(Reuters) — Software security company Symantec Corp (SYMC.O) is in talks to sell its Veritas data storage business to private equity firm Carlyle Group LP (CG.O), a person familiar with the matter said on Tuesday.
The exact status of the talks could not be learned. Bloomberg News reported earlier that Symantec was nearing a deal to sell Veritas to Carlyle for between $7 billion and $8 billion, citing people with knowledge of the matter.
The Reuters source asked not to be identified because the negotiations are confidential. Symantec did not immediately respond to a request for comment, while Carlyle declined to comment.
Symantec shares rose 2.64 percent in after-hours trading, after closing up 0.5 percent, at $22.79, in regular trade on the Nasdaq.
Symantec has been seeking buyers for Veritas for several months but interest from potential buyers had been limited because of a tax burden associated with splitting the company.
Symantec had been planning separate its business focused on corporate and consumer security software, which had $4.2 billion in revenue last year, from Veritas, which has about $2.5 billion in revenue. It announced the tax-free spinoff last October.
Investor pressure has been building on legacy technology companies such as Symantec to become more agile and capitalize on faster-growing businesses, whether it’s through corporate breakups or divestitures.
In addition to Symantec, Hewlett-Packard Co (HPQ.N) and eBay Inc (EBAY.O) have announced major breakups and spinoffs, and more could be on the way. Activist investor Elliott Management has been pressuring EMC Corp (EMC.N) to sell its stake in VMWare (VMW.N) and has urged Citrix Systems (CTXS.O) to create more shareholder value and sell some of its businesses.

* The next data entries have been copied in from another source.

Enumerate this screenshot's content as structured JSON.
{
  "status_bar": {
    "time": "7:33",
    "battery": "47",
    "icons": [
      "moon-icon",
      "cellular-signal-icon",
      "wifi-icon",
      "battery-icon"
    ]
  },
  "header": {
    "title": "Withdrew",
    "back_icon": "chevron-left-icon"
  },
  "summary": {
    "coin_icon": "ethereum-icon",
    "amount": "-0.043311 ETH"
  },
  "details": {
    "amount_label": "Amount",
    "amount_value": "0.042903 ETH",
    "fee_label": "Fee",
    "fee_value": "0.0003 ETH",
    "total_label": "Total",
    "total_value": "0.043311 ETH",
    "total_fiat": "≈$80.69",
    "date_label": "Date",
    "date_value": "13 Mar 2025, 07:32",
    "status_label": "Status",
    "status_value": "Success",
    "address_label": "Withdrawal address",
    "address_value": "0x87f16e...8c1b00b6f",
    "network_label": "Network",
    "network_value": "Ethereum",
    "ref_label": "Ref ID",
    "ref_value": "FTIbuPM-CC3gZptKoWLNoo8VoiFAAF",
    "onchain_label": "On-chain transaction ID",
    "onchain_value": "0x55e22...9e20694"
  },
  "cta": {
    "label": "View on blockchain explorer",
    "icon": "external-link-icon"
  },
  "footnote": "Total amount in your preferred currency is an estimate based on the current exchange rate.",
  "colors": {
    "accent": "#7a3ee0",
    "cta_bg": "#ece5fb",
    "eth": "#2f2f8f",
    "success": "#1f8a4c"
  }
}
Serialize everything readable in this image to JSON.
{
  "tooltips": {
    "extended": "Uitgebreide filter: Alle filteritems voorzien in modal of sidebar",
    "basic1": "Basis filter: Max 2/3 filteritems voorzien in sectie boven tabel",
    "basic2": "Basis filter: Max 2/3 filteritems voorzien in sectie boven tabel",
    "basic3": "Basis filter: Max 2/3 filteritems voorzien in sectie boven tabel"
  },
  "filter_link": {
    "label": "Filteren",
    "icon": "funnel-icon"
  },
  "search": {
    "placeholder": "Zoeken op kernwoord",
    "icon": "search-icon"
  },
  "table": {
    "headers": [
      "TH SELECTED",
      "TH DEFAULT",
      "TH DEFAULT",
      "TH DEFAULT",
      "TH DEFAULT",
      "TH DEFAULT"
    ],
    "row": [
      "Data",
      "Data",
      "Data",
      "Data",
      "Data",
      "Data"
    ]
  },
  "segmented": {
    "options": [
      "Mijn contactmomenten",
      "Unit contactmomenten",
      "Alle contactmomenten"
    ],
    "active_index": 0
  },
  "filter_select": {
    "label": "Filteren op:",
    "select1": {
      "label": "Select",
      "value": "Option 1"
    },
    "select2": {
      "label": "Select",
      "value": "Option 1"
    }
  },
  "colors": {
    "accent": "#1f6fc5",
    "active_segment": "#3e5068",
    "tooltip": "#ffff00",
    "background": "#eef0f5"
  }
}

(Reporting by Greg Roumeliotis in New York; Additional reporitng by Liana B. Baker; Editing by Leslie Adler)